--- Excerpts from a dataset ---
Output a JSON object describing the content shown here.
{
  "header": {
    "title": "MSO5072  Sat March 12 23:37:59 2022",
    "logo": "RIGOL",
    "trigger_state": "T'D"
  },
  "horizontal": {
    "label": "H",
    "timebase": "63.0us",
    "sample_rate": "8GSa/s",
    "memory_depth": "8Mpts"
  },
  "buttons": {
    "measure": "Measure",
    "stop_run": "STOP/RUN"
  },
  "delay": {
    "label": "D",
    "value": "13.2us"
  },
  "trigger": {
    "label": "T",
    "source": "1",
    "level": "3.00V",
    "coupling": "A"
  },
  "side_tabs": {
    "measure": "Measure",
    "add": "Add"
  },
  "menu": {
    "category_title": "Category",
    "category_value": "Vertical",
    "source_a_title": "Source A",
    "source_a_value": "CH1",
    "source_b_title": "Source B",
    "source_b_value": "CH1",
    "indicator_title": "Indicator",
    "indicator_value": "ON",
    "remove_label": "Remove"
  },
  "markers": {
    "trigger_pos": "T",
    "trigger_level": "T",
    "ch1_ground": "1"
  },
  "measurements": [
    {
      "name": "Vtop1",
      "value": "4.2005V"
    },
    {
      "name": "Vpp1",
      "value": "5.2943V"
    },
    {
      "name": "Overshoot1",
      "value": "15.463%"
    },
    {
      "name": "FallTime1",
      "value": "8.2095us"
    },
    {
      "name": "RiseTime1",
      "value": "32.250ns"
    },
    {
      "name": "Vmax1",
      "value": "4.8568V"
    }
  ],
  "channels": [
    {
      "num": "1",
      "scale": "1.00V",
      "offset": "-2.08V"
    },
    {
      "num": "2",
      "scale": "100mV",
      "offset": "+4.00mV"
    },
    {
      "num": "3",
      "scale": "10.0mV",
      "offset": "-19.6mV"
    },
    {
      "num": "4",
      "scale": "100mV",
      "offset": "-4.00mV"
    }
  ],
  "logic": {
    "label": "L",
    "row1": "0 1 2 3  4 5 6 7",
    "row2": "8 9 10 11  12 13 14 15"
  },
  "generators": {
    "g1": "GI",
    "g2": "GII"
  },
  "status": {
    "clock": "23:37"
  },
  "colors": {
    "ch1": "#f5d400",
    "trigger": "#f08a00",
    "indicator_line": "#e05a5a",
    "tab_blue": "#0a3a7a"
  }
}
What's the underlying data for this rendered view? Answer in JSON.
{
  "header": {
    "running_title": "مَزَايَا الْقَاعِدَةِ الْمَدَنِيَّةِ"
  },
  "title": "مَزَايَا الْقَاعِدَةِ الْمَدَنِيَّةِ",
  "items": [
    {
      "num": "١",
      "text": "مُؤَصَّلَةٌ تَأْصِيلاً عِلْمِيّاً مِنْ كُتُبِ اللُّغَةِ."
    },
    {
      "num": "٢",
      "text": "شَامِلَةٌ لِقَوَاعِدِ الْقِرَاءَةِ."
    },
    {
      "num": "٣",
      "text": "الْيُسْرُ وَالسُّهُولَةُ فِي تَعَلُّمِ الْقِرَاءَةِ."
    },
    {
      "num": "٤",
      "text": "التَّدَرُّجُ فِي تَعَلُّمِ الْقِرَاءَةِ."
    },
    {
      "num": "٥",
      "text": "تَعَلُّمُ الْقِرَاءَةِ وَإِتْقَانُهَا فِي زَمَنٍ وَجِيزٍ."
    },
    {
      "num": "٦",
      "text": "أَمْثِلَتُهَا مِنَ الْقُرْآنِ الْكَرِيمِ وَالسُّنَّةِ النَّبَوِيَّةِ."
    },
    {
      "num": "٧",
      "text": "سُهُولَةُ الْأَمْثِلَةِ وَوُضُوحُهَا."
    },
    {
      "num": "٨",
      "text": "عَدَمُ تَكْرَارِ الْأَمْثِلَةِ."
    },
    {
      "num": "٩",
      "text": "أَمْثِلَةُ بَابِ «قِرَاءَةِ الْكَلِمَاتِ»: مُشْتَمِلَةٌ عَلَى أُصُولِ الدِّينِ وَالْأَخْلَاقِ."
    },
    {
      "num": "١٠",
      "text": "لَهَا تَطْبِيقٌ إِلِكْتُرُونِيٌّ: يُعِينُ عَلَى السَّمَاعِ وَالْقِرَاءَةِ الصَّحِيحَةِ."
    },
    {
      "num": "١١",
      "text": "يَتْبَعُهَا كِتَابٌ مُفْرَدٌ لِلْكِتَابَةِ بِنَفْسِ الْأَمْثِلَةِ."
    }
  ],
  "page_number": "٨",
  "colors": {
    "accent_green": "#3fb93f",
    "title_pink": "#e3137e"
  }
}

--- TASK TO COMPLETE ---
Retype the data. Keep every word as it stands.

--- TASK ANSWER ---
Output a JSON object describing the content shown here.
{
  "header": {
    "title": "MSO5072  Sat March 12 23:37:59 2022",
    "logo": "RIGOL",
    "trigger_state": "T'D"
  },
  "horizontal": {
    "label": "H",
    "timebase": "63.0us",
    "sample_rate": "8GSa/s",
    "memory_depth": "8Mpts"
  },
  "buttons": {
    "measure": "Measure",
    "stop_run": "STOP/RUN"
  },
  "delay": {
    "label": "D",
    "value": "13.2us"
  },
  "trigger": {
    "label": "T",
    "source": "1",
    "level": "3.00V",
    "coupling": "A"
  },
  "side_tabs": {
    "measure": "Measure",
    "add": "Add"
  },
  "menu": {
    "category_title": "Category",
    "category_value": "Vertical",
    "source_a_title": "Source A",
    "source_a_value": "CH1",
    "source_b_title": "Source B",
    "source_b_value": "CH1",
    "indicator_title": "Indicator",
    "indicator_value": "ON",
    "remove_label": "Remove"
  },
  "markers": {
    "trigger_pos": "T",
    "trigger_level": "T",
    "ch1_ground": "1"
  },
  "measurements": [
    {
      "name": "Vtop1",
      "value": "4.2005V"
    },
    {
      "name": "Vpp1",
      "value": "5.2943V"
    },
    {
      "name": "Overshoot1",
      "value": "15.463%"
    },
    {
      "name": "FallTime1",
      "value": "8.2095us"
    },
    {
      "name": "RiseTime1",
      "value": "32.250ns"
    },
    {
      "name": "Vmax1",
      "value": "4.8568V"
    }
  ],
  "channels": [
    {
      "num": "1",
      "scale": "1.00V",
      "offset": "-2.08V"
    },
    {
      "num": "2",
      "scale": "100mV",
      "offset": "+4.00mV"
    },
    {
      "num": "3",
      "scale": "10.0mV",
      "offset": "-19.6mV"
    },
    {
      "num": "4",
      "scale": "100mV",
      "offset": "-4.00mV"
    }
  ],
  "logic": {
    "label": "L",
    "row1": "0 1 2 3  4 5 6 7",
    "row2": "8 9 10 11  12 13 14 15"
  },
  "generators": {
    "g1": "GI",
    "g2": "GII"
  },
  "status": {
    "clock": "23:37"
  },
  "colors": {
    "ch1": "#f5d400",
    "trigger": "#f08a00",
    "indicator_line": "#e05a5a",
    "tab_blue": "#0a3a7a"
  }
}
What's the underlying data for this rendered view? Answer in JSON.
{
  "header": {
    "running_title": "مَزَايَا الْقَاعِدَةِ الْمَدَنِيَّةِ"
  },
  "title": "مَزَايَا الْقَاعِدَةِ الْمَدَنِيَّةِ",
  "items": [
    {
      "num": "١",
      "text": "مُؤَصَّلَةٌ تَأْصِيلاً عِلْمِيّاً مِنْ كُتُبِ اللُّغَةِ."
    },
    {
      "num": "٢",
      "text": "شَامِلَةٌ لِقَوَاعِدِ الْقِرَاءَةِ."
    },
    {
      "num": "٣",
      "text": "الْيُسْرُ وَالسُّهُولَةُ فِي تَعَلُّمِ الْقِرَاءَةِ."
    },
    {
      "num": "٤",
      "text": "التَّدَرُّجُ فِي تَعَلُّمِ الْقِرَاءَةِ."
    },
    {
      "num": "٥",
      "text": "تَعَلُّمُ الْقِرَاءَةِ وَإِتْقَانُهَا فِي زَمَنٍ وَجِيزٍ."
    },
    {
      "num": "٦",
      "text": "أَمْثِلَتُهَا مِنَ الْقُرْآنِ الْكَرِيمِ وَالسُّنَّةِ النَّبَوِيَّةِ."
    },
    {
      "num": "٧",
      "text": "سُهُولَةُ الْأَمْثِلَةِ وَوُضُوحُهَا."
    },
    {
      "num": "٨",
      "text": "عَدَمُ تَكْرَارِ الْأَمْثِلَةِ."
    },
    {
      "num": "٩",
      "text": "أَمْثِلَةُ بَابِ «قِرَاءَةِ الْكَلِمَاتِ»: مُشْتَمِلَةٌ عَلَى أُصُولِ الدِّينِ وَالْأَخْلَاقِ."
    },
    {
      "num": "١٠",
      "text": "لَهَا تَطْبِيقٌ إِلِكْتُرُونِيٌّ: يُعِينُ عَلَى السَّمَاعِ وَالْقِرَاءَةِ الصَّحِيحَةِ."
    },
    {
      "num": "١١",
      "text": "يَتْبَعُهَا كِتَابٌ مُفْرَدٌ لِلْكِتَابَةِ بِنَفْسِ الْأَمْثِلَةِ."
    }
  ],
  "page_number": "٨",
  "colors": {
    "accent_green": "#3fb93f",
    "title_pink": "#e3137e"
  }
}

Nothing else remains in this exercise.